Our recent coverage of Fix50 – the gigantic state effort to reconstruct portions of Highway 50 near downtown – may show more than most stories how journalism has changed in a digital world.
Our mission is the same – provide information to help you navigate your life. But the static maps and “help boxes” that we publish in print morph online with the help of smart technology into real-time, essential information.
For the first time we’ve had maps that show exactly where traffic is piling up as it happens. We’ve had traffic cams that let you take a peek at the freeway. We’ve offered text alerts for immediate information (even as we cautioned against reading them while driving).
The bottom line? All this information is packaged so the 250,000 of you who use Highway 50 daily can easily and quickly figure out how to drive around any construction delays before you leave your garage.
“I’ve learned as a transportation writer that people really care about their commute and really hate negative surprises out there,” said reporter Tony Bizjak, who is a rarity among local journalists: an expert in transportation issues. “We’ve been sounding the alarm that these closures would be intrusive, and we’ve been trying to empower drivers by giving them lots of information about what they can do to make sure they can get where they want to go.”
Last week we entered stage two of this gigantic construction effort.
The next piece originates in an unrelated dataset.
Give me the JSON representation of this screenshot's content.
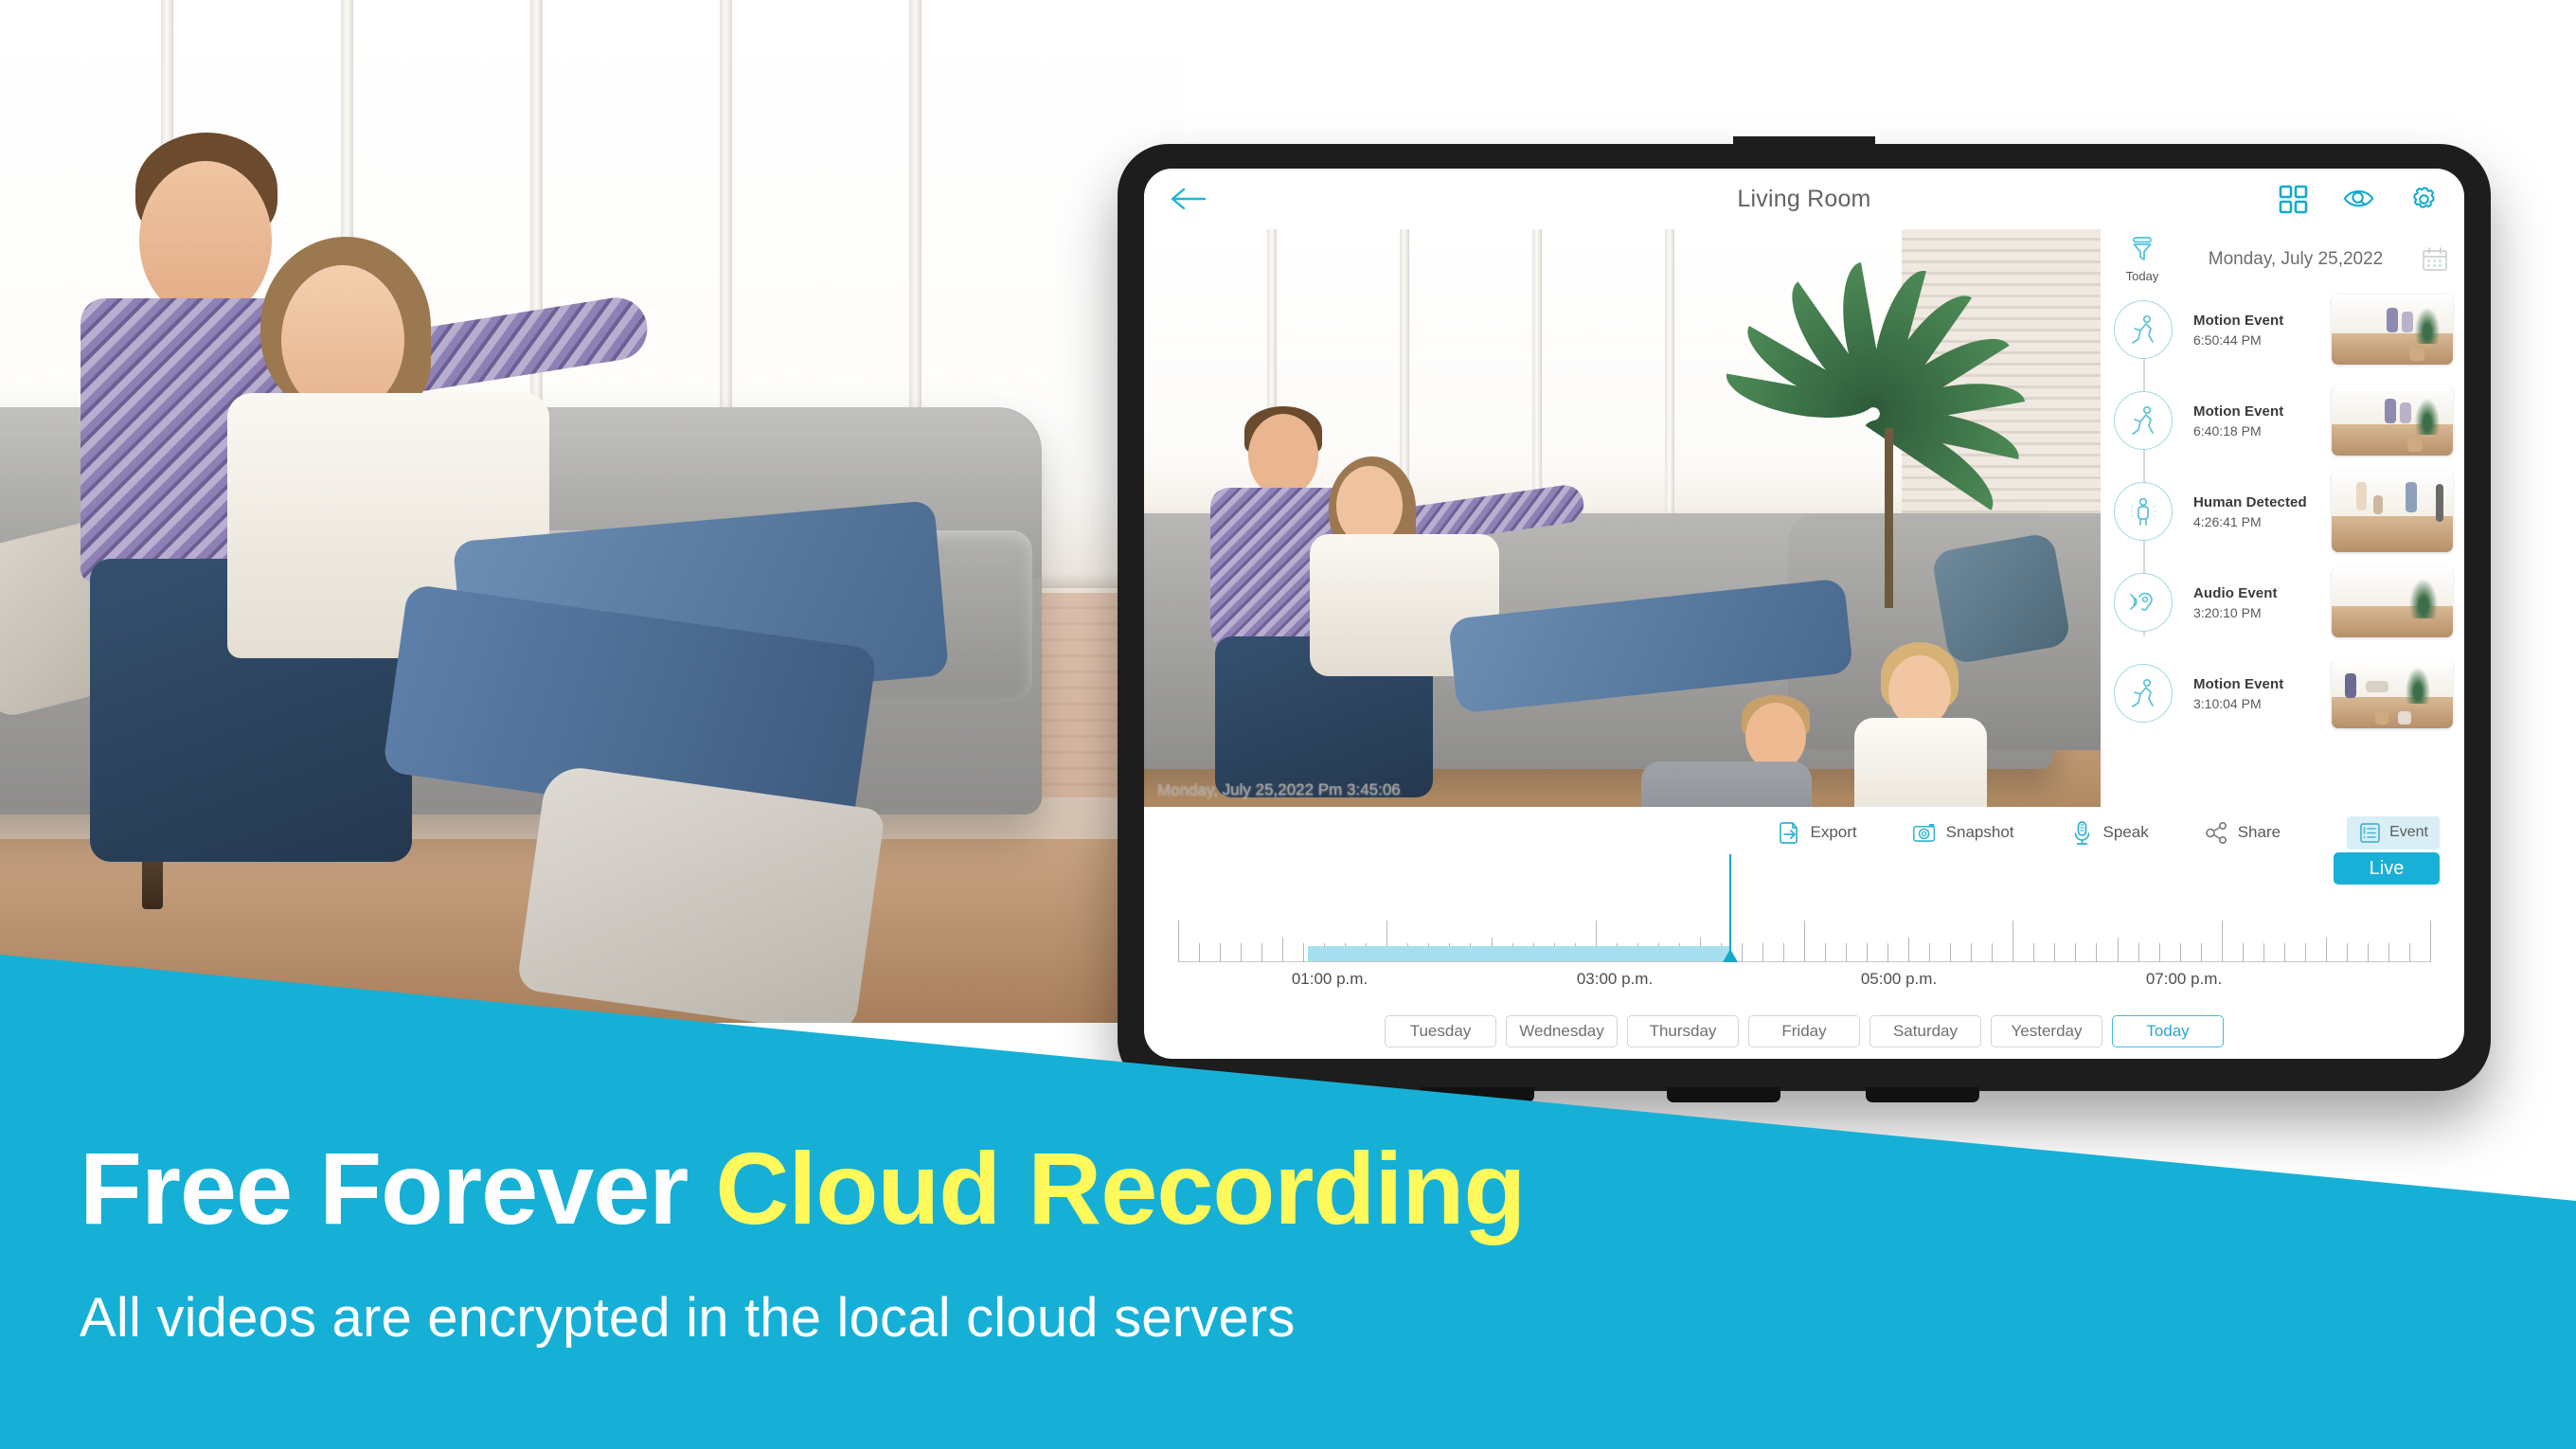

We expect Highway 50 to be torn up in one way or another for the duration. Although enough people have changed commutes to keep traffic jams to a minimum so far, there’s no guarantee that will last. We plan to continue to prioritize this story until the project is finished in late June, with these highlights:• A “current traffic” map that allows you to plot your commute path and check real-time traffic speeds along the route.
• Traffic cameras from different locations so you can see what’s happening on the freeway before you start driving.
• An ongoing question-and-answer feature in which you can pose questions about the project, to be answered by Bee reporters and published. The feature is available online, with questions that affect most readers also published in print. To date we’ve received about 75 questions.
• A Fix50 Twitter feed that connects you to ongoing social media comments about the commute.
• Links to just about anything you need to plan your commute, from the official Fix50.com site to light-rail information, a bike map and resources, Yolobus and much more.
In addition to the useful detail, Bizjak has provided tough reporting. About a month before the California Department of Transportation started construction, Bizjak reported that city leaders, along with fire and ambulance officials, were worried that the Caltrans plan would wreak havoc with the speed of fire and ambulance vehicles. The problem, they said, was that Caltrans was not sharing information they needed to plan for trouble.
That story, published on Page A1 in print as well as in Top Stories at Sacbee.com, raised the question: Is Sacramento on its way to a “carmageddon”? The next week Caltrans said it would change its plan to have a little less impact, cutting back on its lane and ramp closures.
Bizjak was joined by a broad team of reporters, editors, photographers, graphic artists and others in The Bee’s newsroom as construction launched. They tweeted, broke news, did a “live chat” online that included reader participation, sent out news alerts and published videos. Linda Gonzales, deputy director of digital, ensured that everything was packaged online into a one-stop guide at www.sacbee.com/fix50.
We sent photographer Randy Pench up in a helicopter on the first day to provide a full visual of the work.
Readers responded. On the first day of the shutdown, four of the 10 top-read stories at Sacbee.com were about Fix50, and more than 5 percent of our reader traffic overall.
Our news and information, photography and graphics have been published in print as well. Last Sunday we included a special pullout from the A section that mapped out the next three phases of construction, though the starting dates of each stage already are changing – for the better. Contractor Myers and Sons is beating its own schedule.
“You could argue we’re overreacting,” Bizjak said. “There haven’t been any doomsday traffic backups since the 2-mile-long jam on Day One.
“But that may be for the best reason – because enough drivers were forewarned by Caltrans and the news media, and enough of them made trip changes,” he said. “If it turns out we did overreact, though, I won’t feel guilty. I’d rather err on that side.”